A Carpenter Is Saving Toronto’s Homeless From Freezing, One Mobile Shelter At A Time A Carpenter Is Saving Toronto’s Homeless From Freezing, One Mobile Shelter At A Time

A Carpenter Is Saving Toronto’s Homeless From Freezing, One Mobile Shelter At A Time

Winter temperatures in Toronto can often dip down to -8°F (-22°C). No person should have to sleep outside in that kind of deadly cold, yet hundreds if not thousands will. Unfortunately, some won’t survive the cold nights. Khaleel Seivwright is doing his best to make sure at least a few of his fellow Torontonians have a warm place to sleep this winter. 

Seivwright has a small workshop that he rents and for the past few months, he’s been building small, mobile sleeping shelters for Toronto’s homeless. They aren’t much, just a plywood box really with some generic fiberglass insulation to keep the cold out, a small window, and caster wheels for transport. They’re far better than a tent though, or even worse, nothing at all. 

The entire cost of a shelter is around $1,000 for the materials and take the 28-year-old carpenter about eight hours to construct. Seivwright said he came up with the idea simply from seeing people sleeping on the city streets and worrying about the approaching winter. 

“I’ve never seen so many people staying outside in parks, and this is something I could do to make sure people staying outside in the winter could survive,” Seivwright told the CBC.

A growing problem and a looming “catastrophic” winter”

Like a number of North American cities, Toronto’s homeless problem is only getting worse. In 2019, the city had over 5,200 chronically homeless individuals, with 66 percent of those saying the lack of affordable housing was a major hurdle to getting off the street. 

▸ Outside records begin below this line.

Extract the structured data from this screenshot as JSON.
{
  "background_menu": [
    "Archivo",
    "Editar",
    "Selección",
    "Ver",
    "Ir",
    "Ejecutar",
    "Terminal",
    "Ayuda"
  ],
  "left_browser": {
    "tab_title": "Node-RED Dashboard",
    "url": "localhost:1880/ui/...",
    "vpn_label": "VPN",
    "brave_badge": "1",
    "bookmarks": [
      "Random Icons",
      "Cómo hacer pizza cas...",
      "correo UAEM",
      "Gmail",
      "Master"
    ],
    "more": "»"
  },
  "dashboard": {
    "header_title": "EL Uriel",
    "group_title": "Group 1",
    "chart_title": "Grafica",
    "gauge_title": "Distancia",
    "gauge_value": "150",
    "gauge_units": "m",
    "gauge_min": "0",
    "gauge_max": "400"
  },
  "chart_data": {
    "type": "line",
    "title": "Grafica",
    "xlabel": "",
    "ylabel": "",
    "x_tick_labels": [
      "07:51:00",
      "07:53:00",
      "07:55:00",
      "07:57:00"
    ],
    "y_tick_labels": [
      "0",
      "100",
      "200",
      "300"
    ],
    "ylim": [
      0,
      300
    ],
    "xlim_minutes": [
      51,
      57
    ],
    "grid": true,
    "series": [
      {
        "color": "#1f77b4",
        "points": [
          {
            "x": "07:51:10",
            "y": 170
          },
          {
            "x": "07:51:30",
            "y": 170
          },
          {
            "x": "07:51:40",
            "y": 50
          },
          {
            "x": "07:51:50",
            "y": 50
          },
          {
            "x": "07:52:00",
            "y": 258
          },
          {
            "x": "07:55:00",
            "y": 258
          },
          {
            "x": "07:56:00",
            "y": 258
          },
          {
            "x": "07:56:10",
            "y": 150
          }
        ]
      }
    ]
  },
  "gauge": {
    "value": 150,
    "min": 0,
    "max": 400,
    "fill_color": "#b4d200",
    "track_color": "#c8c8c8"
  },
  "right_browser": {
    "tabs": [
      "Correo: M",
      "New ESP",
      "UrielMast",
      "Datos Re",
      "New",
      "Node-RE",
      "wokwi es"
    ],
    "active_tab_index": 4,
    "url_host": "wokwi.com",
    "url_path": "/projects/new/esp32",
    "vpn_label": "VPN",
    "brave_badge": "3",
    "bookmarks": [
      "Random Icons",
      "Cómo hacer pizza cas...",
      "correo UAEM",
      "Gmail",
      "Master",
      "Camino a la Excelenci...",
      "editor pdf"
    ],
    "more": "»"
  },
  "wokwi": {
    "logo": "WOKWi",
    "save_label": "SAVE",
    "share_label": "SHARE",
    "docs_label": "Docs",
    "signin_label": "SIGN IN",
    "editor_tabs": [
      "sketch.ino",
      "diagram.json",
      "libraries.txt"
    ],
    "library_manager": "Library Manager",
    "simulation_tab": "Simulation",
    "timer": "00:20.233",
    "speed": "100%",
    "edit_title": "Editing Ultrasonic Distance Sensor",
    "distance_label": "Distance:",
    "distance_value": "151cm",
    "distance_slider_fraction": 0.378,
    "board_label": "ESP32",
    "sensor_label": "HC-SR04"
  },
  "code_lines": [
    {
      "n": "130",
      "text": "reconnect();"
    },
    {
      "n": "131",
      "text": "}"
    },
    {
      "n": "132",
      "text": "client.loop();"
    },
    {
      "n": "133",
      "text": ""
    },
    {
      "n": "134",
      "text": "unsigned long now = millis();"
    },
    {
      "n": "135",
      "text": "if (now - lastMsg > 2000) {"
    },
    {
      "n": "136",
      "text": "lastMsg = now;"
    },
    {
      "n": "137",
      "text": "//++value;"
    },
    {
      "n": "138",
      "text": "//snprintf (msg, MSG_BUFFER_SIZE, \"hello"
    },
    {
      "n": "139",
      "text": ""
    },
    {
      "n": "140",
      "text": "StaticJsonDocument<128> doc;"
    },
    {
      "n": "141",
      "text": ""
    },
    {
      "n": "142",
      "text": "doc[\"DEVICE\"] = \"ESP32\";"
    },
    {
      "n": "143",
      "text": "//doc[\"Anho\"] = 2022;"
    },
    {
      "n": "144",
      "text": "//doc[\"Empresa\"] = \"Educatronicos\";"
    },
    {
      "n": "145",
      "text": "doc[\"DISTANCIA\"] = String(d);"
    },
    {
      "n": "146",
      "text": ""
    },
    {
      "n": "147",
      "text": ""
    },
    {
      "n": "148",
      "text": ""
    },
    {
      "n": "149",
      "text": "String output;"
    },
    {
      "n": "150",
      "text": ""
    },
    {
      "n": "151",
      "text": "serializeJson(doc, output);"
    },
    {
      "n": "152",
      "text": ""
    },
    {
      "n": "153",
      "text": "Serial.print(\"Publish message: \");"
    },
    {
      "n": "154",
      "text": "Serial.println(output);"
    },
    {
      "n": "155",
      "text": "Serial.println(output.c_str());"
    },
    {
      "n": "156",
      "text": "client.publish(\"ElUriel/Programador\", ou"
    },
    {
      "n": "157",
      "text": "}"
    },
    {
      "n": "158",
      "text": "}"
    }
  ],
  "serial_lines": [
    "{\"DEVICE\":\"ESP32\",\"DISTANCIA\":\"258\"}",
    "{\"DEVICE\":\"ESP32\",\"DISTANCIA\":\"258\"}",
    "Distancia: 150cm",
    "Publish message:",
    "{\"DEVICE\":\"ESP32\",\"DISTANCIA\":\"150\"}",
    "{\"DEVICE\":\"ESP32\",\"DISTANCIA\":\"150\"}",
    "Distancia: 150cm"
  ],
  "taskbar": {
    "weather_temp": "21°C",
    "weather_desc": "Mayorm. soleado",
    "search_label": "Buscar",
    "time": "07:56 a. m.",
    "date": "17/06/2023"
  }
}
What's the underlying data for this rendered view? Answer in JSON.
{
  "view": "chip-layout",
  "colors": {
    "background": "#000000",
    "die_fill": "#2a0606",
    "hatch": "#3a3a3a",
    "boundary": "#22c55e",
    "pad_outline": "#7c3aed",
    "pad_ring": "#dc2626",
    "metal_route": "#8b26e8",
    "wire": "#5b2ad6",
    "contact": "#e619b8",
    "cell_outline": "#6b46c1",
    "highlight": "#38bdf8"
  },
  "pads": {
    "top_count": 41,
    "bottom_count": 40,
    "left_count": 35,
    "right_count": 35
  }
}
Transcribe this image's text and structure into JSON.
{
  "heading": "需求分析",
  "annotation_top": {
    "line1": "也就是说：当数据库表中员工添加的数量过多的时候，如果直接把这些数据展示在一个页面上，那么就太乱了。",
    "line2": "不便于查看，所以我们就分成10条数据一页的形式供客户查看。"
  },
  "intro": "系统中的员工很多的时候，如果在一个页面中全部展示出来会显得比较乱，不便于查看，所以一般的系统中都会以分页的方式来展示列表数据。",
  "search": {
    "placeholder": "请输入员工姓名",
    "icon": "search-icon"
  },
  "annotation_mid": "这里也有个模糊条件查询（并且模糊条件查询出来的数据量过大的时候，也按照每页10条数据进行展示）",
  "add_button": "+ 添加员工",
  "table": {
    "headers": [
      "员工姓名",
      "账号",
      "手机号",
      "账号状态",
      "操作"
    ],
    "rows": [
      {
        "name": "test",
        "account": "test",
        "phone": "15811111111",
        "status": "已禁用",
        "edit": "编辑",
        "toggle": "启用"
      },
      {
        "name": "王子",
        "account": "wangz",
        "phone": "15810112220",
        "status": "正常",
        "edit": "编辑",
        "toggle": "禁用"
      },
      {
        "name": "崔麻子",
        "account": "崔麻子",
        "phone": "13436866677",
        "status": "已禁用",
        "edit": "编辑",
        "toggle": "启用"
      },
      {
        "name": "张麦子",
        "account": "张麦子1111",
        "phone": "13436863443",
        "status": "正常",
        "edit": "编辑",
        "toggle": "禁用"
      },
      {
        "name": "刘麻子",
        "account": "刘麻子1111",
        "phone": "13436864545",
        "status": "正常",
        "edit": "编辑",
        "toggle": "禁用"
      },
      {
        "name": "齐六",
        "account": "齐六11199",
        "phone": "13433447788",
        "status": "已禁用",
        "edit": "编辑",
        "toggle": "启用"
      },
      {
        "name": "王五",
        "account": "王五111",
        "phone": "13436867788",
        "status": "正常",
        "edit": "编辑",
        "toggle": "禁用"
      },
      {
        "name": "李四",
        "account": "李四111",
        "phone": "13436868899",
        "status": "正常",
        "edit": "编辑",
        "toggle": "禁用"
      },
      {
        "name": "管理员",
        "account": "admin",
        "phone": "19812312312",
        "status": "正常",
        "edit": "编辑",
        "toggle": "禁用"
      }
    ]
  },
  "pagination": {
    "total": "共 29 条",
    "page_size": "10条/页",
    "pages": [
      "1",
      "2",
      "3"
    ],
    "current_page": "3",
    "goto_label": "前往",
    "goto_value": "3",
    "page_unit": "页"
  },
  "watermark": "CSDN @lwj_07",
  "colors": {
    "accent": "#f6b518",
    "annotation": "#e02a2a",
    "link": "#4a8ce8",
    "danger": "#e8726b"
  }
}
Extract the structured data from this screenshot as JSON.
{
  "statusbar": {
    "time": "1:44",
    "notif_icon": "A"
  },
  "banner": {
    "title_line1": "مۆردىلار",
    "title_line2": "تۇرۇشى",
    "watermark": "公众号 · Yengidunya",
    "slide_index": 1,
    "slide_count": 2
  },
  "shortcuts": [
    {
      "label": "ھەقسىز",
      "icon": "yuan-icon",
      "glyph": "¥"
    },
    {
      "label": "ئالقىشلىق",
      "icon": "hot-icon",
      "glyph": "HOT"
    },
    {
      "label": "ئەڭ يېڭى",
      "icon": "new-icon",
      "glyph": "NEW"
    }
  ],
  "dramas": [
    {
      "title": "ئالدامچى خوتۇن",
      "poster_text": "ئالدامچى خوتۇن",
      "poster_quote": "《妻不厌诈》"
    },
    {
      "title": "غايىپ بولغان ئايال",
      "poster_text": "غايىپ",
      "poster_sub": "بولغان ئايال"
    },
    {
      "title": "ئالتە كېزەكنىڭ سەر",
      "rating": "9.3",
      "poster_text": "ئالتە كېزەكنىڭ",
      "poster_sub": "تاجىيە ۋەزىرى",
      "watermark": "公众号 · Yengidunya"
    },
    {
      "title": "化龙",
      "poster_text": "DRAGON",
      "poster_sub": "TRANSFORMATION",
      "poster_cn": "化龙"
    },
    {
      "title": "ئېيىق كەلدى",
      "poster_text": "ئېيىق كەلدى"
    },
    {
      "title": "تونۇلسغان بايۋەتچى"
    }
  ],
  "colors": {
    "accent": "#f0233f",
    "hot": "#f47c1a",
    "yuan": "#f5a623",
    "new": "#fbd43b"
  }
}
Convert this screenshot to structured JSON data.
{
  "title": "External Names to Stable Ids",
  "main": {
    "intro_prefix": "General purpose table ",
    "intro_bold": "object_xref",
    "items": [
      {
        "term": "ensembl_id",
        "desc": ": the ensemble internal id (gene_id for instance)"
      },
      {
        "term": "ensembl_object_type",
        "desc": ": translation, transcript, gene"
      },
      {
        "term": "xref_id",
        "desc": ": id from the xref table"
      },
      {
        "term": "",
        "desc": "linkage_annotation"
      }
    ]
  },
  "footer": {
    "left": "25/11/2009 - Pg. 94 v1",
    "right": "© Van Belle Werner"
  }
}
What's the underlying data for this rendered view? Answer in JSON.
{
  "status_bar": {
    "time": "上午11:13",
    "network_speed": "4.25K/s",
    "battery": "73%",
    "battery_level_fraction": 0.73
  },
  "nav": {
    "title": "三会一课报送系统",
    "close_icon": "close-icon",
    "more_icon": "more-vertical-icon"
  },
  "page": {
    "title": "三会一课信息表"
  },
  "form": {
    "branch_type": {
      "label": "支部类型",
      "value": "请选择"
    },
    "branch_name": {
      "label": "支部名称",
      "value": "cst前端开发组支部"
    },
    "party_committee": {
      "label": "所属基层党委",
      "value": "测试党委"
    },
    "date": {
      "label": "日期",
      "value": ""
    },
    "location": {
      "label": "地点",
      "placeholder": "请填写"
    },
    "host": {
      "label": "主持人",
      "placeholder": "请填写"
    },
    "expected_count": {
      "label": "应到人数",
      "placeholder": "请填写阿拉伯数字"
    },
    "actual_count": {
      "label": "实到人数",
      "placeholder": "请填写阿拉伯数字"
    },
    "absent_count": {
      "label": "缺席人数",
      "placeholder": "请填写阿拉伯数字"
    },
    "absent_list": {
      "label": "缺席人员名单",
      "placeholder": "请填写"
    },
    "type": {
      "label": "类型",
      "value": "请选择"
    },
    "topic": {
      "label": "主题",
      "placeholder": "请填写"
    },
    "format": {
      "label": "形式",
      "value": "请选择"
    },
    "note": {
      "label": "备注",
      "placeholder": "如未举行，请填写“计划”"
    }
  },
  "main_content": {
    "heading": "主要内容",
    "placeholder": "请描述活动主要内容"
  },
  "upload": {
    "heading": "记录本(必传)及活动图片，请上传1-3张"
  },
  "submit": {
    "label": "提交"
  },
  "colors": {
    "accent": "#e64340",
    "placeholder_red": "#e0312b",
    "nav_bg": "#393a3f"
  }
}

With the ongoing COVID-19 pandemic, those on the brink of losing their homes because of economic turmoil, could soon find themselves sleeping on the street or in a shelter. 

Cathy Crowe, a nurse who works with the homeless said she believes the city has more homeless than it estimates and fears the city could be in for a “catastrophic” problem. “We have not yet seen the wave of evictions from people in unstable, unaffordable housing,” Crowe said. “People are trickling into homelessness now, but it’s going to be like nothing we’ve ever seen in our lifetime.”

While Crowe was critical of Seivwright’s mobile shelters, even calling them “coffin-like” she believes they’re the viable alternative at the moment. “Innovative, creative solutions like this are going to have to happen,” she explained.

A warm bed is always better than no bed

So far, Seivwright has delivered two of his mobile sleeping shelters. The first went to an older gentleman named Ritchie who was sleeping in a tent on the shores of Lake Ontario. “He just started laughing and offered me money,” Seivwright said. “He’s like ‘How much is it gonna cost?’ and ‘I said people are donating money so I can do this. So I can give it to you for free.’”

The shelters aren’t approved by the city, and could technically be hauled off minutes after they hit the street. “There are other risks that are significant to people’s lives,” said Gord Tanner, director of homelessness initiatives and prevention at the city’s Shelter, Support and Housing Administration. “Those things include fire and other matters that endanger life.”

Tanner pointed to new projects with the city currently underway such as its modular housing unit. Toronto currently offers almost 6,800 shelter beds and hopes to add 560 winter spaces. 

Seivwright admits that the shelters are not a permanent solution, but said he won’t be dissuaded from trying to help people survive. “This is just making sure people don’t die in the cold this winter,” Seivwright said. “At least some people.”

Photos via CBC